### ASSIGNMENT
Which lines in the entries below contain the string "packed"? Show each of them in full.

__________

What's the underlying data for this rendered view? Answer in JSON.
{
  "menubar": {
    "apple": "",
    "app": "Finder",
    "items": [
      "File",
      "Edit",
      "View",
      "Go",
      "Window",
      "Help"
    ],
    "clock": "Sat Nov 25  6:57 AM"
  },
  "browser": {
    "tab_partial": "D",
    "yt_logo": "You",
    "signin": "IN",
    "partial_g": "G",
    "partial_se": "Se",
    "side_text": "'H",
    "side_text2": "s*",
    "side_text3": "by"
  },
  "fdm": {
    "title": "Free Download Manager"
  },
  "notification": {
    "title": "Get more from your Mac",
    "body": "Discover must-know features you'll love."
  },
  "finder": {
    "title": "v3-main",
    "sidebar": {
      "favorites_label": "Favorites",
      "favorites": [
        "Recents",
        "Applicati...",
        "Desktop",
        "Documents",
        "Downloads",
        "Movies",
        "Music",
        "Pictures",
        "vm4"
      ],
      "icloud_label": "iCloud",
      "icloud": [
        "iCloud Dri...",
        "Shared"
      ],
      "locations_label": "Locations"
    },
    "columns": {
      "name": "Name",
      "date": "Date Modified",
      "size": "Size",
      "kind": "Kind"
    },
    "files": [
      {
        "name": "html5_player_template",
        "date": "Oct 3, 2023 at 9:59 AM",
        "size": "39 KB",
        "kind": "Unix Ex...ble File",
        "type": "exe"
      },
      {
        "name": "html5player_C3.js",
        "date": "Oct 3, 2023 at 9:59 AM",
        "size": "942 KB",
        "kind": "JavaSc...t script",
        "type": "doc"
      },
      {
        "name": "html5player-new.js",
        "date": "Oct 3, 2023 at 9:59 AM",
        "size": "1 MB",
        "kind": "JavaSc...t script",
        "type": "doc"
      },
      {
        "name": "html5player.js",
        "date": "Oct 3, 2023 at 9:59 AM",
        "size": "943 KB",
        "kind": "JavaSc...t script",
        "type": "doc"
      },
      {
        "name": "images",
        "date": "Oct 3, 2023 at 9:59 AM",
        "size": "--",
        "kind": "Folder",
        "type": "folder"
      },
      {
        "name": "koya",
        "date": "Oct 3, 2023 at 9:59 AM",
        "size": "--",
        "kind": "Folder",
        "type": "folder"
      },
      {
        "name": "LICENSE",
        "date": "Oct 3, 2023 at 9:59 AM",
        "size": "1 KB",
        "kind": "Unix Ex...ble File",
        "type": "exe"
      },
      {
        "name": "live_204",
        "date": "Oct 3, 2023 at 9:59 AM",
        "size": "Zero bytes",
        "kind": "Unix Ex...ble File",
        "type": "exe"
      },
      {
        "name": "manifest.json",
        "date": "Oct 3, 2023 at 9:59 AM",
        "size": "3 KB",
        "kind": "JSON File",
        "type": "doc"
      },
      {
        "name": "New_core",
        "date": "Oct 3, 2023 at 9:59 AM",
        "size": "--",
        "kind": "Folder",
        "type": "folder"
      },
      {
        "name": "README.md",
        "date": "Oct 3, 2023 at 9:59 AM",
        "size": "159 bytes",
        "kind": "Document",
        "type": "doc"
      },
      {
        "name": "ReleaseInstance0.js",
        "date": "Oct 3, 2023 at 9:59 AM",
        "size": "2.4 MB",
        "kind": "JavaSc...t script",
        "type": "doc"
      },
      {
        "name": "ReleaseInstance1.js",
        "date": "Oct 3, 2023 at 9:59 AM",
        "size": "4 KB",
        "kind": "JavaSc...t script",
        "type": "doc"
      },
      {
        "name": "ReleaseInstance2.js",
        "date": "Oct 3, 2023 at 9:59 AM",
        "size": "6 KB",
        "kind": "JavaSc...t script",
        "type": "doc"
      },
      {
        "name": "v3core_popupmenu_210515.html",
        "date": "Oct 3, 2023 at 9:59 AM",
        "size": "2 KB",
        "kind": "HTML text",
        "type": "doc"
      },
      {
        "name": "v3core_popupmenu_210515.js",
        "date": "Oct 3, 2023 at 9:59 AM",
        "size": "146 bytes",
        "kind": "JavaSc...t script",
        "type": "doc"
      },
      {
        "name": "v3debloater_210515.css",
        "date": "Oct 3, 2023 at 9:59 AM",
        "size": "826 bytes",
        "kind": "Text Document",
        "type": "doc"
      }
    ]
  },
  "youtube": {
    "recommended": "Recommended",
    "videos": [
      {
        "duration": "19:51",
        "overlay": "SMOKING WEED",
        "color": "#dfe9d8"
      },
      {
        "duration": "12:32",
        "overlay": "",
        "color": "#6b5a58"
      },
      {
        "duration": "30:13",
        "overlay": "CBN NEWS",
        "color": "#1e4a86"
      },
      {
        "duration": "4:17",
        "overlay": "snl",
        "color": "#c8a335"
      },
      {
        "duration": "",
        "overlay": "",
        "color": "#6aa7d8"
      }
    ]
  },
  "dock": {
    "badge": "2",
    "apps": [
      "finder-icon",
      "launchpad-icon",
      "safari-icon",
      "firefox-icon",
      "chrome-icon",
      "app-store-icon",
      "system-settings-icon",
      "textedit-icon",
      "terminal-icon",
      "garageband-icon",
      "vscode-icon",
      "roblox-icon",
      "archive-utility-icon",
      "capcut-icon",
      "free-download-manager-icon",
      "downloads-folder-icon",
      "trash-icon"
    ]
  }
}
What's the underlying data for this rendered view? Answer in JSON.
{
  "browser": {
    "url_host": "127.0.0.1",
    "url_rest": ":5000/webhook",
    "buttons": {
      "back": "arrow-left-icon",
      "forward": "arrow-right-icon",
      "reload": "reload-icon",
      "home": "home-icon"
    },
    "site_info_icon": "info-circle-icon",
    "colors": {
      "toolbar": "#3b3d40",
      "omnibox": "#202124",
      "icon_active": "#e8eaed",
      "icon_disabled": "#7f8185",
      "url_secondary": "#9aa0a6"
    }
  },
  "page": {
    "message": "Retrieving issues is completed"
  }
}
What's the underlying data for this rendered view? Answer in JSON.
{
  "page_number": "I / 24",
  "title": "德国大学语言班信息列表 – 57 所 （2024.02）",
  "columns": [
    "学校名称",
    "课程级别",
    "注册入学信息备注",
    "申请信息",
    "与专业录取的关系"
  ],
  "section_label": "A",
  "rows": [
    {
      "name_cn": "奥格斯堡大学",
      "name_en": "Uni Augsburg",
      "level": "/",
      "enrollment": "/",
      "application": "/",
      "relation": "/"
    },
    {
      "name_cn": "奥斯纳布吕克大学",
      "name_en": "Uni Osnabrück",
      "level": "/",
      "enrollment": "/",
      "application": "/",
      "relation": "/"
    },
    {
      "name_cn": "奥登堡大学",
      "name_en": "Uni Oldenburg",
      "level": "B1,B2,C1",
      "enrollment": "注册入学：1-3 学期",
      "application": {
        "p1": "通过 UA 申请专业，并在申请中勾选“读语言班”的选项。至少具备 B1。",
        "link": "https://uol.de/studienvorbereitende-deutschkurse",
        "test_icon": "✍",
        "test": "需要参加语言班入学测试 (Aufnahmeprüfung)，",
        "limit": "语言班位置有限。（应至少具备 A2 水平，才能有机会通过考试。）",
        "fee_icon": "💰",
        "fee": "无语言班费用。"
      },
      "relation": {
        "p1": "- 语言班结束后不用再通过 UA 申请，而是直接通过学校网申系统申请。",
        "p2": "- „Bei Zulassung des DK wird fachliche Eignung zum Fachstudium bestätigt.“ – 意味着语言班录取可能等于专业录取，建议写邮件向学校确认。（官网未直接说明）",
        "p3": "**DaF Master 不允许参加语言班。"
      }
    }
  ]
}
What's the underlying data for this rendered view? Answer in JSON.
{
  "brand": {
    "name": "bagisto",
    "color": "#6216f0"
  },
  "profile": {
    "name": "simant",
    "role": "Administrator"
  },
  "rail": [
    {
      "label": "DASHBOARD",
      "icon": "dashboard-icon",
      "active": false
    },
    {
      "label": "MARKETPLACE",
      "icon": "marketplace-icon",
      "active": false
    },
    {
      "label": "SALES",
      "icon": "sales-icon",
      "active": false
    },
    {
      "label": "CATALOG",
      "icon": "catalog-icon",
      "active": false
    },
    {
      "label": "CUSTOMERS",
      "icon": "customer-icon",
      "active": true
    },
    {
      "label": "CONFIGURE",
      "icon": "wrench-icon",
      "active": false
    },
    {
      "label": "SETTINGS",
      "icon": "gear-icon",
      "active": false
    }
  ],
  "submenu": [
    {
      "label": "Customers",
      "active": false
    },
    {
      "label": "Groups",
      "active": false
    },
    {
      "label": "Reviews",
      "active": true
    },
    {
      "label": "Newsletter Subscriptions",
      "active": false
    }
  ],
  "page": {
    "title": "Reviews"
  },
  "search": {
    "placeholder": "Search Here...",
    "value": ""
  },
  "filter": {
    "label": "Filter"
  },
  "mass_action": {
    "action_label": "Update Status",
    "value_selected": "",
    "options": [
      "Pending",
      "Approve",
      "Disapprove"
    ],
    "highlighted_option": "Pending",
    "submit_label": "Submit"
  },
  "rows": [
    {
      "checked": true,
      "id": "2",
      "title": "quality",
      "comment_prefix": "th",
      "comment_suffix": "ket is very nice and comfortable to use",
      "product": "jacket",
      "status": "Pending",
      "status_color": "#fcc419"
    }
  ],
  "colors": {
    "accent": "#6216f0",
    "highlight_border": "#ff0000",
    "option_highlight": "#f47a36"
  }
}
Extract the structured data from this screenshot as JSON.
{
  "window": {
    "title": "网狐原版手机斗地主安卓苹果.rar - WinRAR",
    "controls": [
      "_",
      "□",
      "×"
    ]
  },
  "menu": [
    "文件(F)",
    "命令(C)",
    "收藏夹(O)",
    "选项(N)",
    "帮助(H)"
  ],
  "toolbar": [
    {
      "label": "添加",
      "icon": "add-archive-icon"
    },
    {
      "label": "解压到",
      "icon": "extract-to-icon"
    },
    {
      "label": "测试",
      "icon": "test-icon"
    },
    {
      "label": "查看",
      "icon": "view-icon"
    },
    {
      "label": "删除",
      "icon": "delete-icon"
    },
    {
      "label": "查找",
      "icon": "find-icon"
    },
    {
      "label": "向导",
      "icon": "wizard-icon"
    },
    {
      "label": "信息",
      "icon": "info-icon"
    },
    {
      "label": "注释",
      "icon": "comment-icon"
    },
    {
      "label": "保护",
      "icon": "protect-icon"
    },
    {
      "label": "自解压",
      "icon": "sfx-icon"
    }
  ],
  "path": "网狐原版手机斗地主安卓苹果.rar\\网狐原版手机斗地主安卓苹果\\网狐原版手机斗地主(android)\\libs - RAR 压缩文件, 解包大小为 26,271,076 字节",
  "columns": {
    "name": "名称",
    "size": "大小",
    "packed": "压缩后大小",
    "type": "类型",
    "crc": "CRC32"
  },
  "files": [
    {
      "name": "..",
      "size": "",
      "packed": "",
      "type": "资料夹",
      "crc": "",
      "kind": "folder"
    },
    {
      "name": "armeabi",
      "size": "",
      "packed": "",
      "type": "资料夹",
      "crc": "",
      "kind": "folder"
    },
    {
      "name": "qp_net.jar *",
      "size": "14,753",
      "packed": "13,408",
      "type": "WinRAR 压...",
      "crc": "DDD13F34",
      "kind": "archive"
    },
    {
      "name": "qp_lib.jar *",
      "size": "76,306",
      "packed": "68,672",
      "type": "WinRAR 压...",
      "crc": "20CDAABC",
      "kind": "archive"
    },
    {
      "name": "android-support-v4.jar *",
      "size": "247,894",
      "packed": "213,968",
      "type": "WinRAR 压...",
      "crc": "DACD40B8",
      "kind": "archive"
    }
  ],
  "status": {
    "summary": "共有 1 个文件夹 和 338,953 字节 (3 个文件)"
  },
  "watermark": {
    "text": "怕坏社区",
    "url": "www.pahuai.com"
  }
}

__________

### ANSWER SPACE
    "packed": "压缩后大小",
      "packed": "",
      "packed": "",
      "packed": "13,408",
      "packed": "68,672",
      "packed": "213,968",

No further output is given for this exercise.